*** Block opens ***

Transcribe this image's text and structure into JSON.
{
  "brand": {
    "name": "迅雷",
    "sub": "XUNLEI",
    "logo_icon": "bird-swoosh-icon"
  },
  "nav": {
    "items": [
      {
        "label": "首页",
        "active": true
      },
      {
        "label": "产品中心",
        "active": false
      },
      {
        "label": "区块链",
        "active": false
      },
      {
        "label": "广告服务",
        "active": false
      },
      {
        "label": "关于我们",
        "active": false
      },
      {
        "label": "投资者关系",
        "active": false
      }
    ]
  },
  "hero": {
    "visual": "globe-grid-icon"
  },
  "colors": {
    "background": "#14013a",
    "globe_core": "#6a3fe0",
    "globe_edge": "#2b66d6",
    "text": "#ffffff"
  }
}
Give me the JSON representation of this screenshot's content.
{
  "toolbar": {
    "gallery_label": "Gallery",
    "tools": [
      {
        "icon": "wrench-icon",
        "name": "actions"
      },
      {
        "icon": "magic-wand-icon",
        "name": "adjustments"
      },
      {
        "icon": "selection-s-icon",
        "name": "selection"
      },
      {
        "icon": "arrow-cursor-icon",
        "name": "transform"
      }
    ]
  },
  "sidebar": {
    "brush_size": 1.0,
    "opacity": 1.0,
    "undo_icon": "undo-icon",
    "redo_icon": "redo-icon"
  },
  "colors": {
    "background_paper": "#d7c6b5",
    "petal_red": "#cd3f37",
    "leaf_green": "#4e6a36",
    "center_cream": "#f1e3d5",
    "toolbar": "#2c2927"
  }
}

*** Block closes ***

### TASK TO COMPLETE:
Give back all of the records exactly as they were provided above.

### COMPLETED TASK:
Transcribe this image's text and structure into JSON.
{
  "brand": {
    "name": "迅雷",
    "sub": "XUNLEI",
    "logo_icon": "bird-swoosh-icon"
  },
  "nav": {
    "items": [
      {
        "label": "首页",
        "active": true
      },
      {
        "label": "产品中心",
        "active": false
      },
      {
        "label": "区块链",
        "active": false
      },
      {
        "label": "广告服务",
        "active": false
      },
      {
        "label": "关于我们",
        "active": false
      },
      {
        "label": "投资者关系",
        "active": false
      }
    ]
  },
  "hero": {
    "visual": "globe-grid-icon"
  },
  "colors": {
    "background": "#14013a",
    "globe_core": "#6a3fe0",
    "globe_edge": "#2b66d6",
    "text": "#ffffff"
  }
}
Give me the JSON representation of this screenshot's content.
{
  "toolbar": {
    "gallery_label": "Gallery",
    "tools": [
      {
        "icon": "wrench-icon",
        "name": "actions"
      },
      {
        "icon": "magic-wand-icon",
        "name": "adjustments"
      },
      {
        "icon": "selection-s-icon",
        "name": "selection"
      },
      {
        "icon": "arrow-cursor-icon",
        "name": "transform"
      }
    ]
  },
  "sidebar": {
    "brush_size": 1.0,
    "opacity": 1.0,
    "undo_icon": "undo-icon",
    "redo_icon": "redo-icon"
  },
  "colors": {
    "background_paper": "#d7c6b5",
    "petal_red": "#cd3f37",
    "leaf_green": "#4e6a36",
    "center_cream": "#f1e3d5",
    "toolbar": "#2c2927"
  }
}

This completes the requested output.